EXERCISE -> Print the entries underneath word for word, omitting whatever pictures they contain.

Dataset records
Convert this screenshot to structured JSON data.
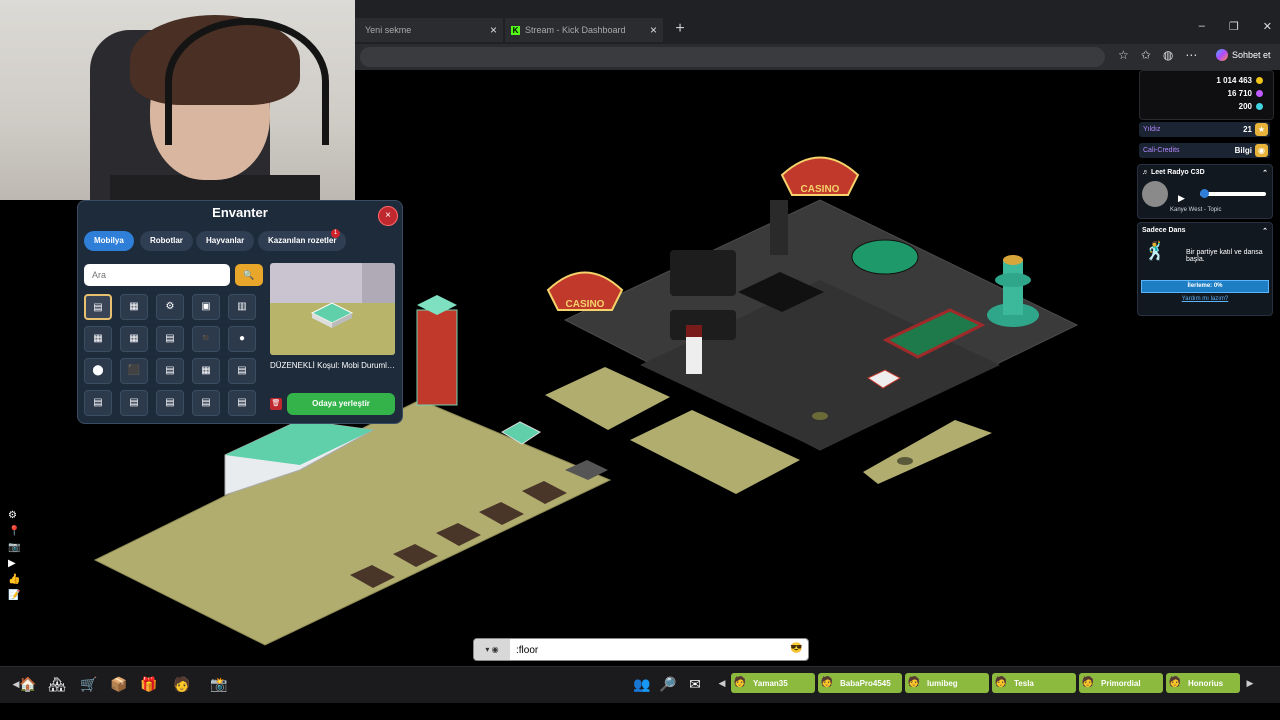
{
  "browser": {
    "tabs": [
      {
        "label": "Yeni sekme"
      },
      {
        "label": "Stream - Kick Dashboard"
      }
    ],
    "new_tab": "+",
    "window_controls": [
      "–",
      "❐",
      "✕"
    ],
    "copilot_label": "Sohbet et"
  },
  "inventory": {
    "title": "Envanter",
    "close": "×",
    "tabs": [
      {
        "label": "Mobilya"
      },
      {
        "label": "Robotlar"
      },
      {
        "label": "Hayvanlar"
      },
      {
        "label": "Kazanılan rozetler"
      }
    ],
    "badge_count": "1",
    "search_placeholder": "Ara",
    "search_icon": "🔍",
    "selected_item_name": "DÜZENEKLİ Koşul: Mobi Durumla...",
    "place_button": "Odaya yerleştir",
    "delete_icon": "🗑",
    "slots": [
      "▤",
      "▦",
      "⚙",
      "▣",
      "▥",
      "▦",
      "▦",
      "▤",
      "◾",
      "●",
      "⬤",
      "⬛",
      "▤",
      "▦",
      "▤",
      "▤",
      "▤",
      "▤",
      "▤",
      "▤"
    ]
  },
  "currency": {
    "credits": "1 014 463",
    "duckets": "16 710",
    "diamonds": "200",
    "credit_color": "#f0c419",
    "ducket_color": "#c05cff",
    "diamond_color": "#3fd4e0"
  },
  "status_bars": [
    {
      "label": "Yıldız",
      "value": "21",
      "icon": "★"
    },
    {
      "label": "Cali-Credits",
      "value": "Bilgi",
      "icon": "◉"
    }
  ],
  "radio": {
    "title": "♬ Leet Radyo C3D",
    "track": "Kanye West - Topic",
    "play_icon": "▶"
  },
  "dance": {
    "title": "Sadece Dans",
    "message": "Bir partiye katıl ve dansa başla.",
    "progress": "İlerleme: 0%",
    "help_link": "Yardım mı lazım?"
  },
  "chat": {
    "value": ":floor",
    "style_icon": "▾ ◉",
    "emoji": "😎"
  },
  "friends": [
    {
      "name": "Yaman35"
    },
    {
      "name": "BabaPro4545"
    },
    {
      "name": "lumibeg"
    },
    {
      "name": "Tesla"
    },
    {
      "name": "Primordial"
    },
    {
      "name": "Honorius"
    }
  ],
  "friend_nav": {
    "prev": "◀",
    "next": "▶"
  },
  "room_signs": [
    "CASINO",
    "CASINO"
  ]
}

ANSWER TO THE PROBLEM ->
Convert this screenshot to structured JSON data.
{
  "browser": {
    "tabs": [
      {
        "label": "Yeni sekme"
      },
      {
        "label": "Stream - Kick Dashboard"
      }
    ],
    "new_tab": "+",
    "window_controls": [
      "–",
      "❐",
      "✕"
    ],
    "copilot_label": "Sohbet et"
  },
  "inventory": {
    "title": "Envanter",
    "close": "×",
    "tabs": [
      {
        "label": "Mobilya"
      },
      {
        "label": "Robotlar"
      },
      {
        "label": "Hayvanlar"
      },
      {
        "label": "Kazanılan rozetler"
      }
    ],
    "badge_count": "1",
    "search_placeholder": "Ara",
    "search_icon": "🔍",
    "selected_item_name": "DÜZENEKLİ Koşul: Mobi Durumla...",
    "place_button": "Odaya yerleştir",
    "delete_icon": "🗑",
    "slots": [
      "▤",
      "▦",
      "⚙",
      "▣",
      "▥",
      "▦",
      "▦",
      "▤",
      "◾",
      "●",
      "⬤",
      "⬛",
      "▤",
      "▦",
      "▤",
      "▤",
      "▤",
      "▤",
      "▤",
      "▤"
    ]
  },
  "currency": {
    "credits": "1 014 463",
    "duckets": "16 710",
    "diamonds": "200",
    "credit_color": "#f0c419",
    "ducket_color": "#c05cff",
    "diamond_color": "#3fd4e0"
  },
  "status_bars": [
    {
      "label": "Yıldız",
      "value": "21",
      "icon": "★"
    },
    {
      "label": "Cali-Credits",
      "value": "Bilgi",
      "icon": "◉"
    }
  ],
  "radio": {
    "title": "♬ Leet Radyo C3D",
    "track": "Kanye West - Topic",
    "play_icon": "▶"
  },
  "dance": {
    "title": "Sadece Dans",
    "message": "Bir partiye katıl ve dansa başla.",
    "progress": "İlerleme: 0%",
    "help_link": "Yardım mı lazım?"
  },
  "chat": {
    "value": ":floor",
    "style_icon": "▾ ◉",
    "emoji": "😎"
  },
  "friends": [
    {
      "name": "Yaman35"
    },
    {
      "name": "BabaPro4545"
    },
    {
      "name": "lumibeg"
    },
    {
      "name": "Tesla"
    },
    {
      "name": "Primordial"
    },
    {
      "name": "Honorius"
    }
  ],
  "friend_nav": {
    "prev": "◀",
    "next": "▶"
  },
  "room_signs": [
    "CASINO",
    "CASINO"
  ]
}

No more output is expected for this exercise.